Amyotrophic lateral sclerosis (ALS) is a rapidly progressive, fatal disease that affects the nerve cells (neurons) in that brain and spinal cord that  control voluntary muscle movement.  Our voluntary muscles produce movements like walking, breathing, chewing, and talking.  Nerve cells called motor neurons--that connect from the brain and spinal cord to the rest of the body--begin to degenerate and die, and stop sending messages to muscles. The muscles gradually weaken, waste away, and twitch, and the brain can't start and control voluntary movement.  Symptoms are usually first noticed in the arms and hands, legs, or swallowing muscles.  People with ALS lose their strength and become unable to move their arms and legs, and to hold the body upright.  Some individuals eventually can't breathe on their own.  Although ALS doesn't usually impair a person's mind or personality, several recent studies suggest that some people with ALS may develop cognitive problems involving word fluency, decision-making, and memory.  Most cases of ALS happen with no known cause, while a small percentage of cases are inherited.  


No cure has yet been found for ALS. However, the drugs riluzole and edaravone have approved by the Food and Drug Administration (FDA) to treat ALS. Riluzole prolongs life by 2-3 months but does not relieve symptoms. Edaravone can slow the clinical decline in daily functioning  of people with ALS. The FDA has also approved the NeuRx Diaphragm Pacing System, which uses implanted electrodes and a battery pack to cause the diaphragm (breathing muscle) to contract, to help certain individuals who have ALS before the onset of severe respiratory failure. Other treatments are desig ned to relieve symptoms and improve the quality of life for people with ALS.  Drugs are available to help individuals with spasticity, pain, panic attacks, and depression.  Physical therapy, occupational therapy, and rehabilitation may help to prevent joint immobility and slow muscle weakness and atrophy.  Individuals with ALS may eventually consider forms of mechanical ventilation (respirators).  

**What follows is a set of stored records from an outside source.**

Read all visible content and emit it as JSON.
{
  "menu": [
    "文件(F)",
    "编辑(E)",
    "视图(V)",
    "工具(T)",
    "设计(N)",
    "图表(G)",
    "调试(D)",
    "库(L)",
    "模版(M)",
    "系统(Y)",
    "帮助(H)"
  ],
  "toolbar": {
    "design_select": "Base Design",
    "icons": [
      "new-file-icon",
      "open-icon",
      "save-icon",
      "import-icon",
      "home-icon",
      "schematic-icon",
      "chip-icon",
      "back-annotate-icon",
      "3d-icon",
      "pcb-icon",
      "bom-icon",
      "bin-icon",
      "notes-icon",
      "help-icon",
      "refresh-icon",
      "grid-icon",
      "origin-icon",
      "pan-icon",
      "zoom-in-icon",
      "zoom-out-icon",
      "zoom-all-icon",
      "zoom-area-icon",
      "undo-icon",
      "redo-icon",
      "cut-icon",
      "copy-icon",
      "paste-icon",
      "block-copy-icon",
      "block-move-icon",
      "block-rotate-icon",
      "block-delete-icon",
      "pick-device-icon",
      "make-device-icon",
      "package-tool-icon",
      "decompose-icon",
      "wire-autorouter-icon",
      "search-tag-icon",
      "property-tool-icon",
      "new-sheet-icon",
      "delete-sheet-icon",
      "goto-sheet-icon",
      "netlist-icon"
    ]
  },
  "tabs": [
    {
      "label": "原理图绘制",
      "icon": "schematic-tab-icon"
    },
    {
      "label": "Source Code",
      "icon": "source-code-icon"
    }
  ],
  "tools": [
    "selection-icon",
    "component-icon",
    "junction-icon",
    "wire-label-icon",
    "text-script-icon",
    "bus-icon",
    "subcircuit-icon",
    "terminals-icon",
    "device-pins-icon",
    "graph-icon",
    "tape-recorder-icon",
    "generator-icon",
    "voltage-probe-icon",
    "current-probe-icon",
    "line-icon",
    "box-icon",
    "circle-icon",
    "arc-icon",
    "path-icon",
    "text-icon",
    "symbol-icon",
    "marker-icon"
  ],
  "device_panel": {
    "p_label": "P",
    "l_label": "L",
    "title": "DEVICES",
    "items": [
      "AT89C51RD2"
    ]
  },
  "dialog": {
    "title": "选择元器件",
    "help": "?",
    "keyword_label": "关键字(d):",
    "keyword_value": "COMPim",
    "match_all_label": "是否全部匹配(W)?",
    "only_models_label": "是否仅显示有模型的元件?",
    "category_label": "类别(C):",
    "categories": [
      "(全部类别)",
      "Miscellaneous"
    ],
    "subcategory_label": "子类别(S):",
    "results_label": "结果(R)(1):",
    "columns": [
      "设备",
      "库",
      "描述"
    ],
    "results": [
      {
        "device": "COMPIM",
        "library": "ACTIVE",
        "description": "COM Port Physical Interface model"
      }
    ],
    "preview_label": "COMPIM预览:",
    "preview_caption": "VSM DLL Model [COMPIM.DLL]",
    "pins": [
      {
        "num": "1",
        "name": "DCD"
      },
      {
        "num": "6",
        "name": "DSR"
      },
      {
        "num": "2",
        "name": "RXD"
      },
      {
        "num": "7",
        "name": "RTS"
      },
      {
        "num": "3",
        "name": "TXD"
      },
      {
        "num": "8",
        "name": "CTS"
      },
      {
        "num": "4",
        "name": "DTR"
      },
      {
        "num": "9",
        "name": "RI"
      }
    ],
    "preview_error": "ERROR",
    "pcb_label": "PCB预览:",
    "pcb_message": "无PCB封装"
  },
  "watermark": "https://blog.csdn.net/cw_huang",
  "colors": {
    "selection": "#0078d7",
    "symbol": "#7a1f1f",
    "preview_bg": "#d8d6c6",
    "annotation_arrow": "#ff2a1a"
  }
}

Regardless of the part of the body first affected by the disease, muscle weakness and atrophy spread to other parts of the body as the disease progresses.  Individuals have increasing problems with moving, swallowing, and speaking or forming words.  Eventually people with ALS will not be able to stand or walk, get in or out of bed on their own, or use their hands and arms. In later stages of the disease, individuals have difficulty breathing as the muscles of the respiratory system weaken. Although ventilation support can ease problems with breathing and prolong survival, it does not affect the progression of ALS. Most people with ALS die from respiratory failure, usually within 3 to 5 years from the onset of symptoms. However, about 10 percent of those individuals with ALS survive for 10 or more years.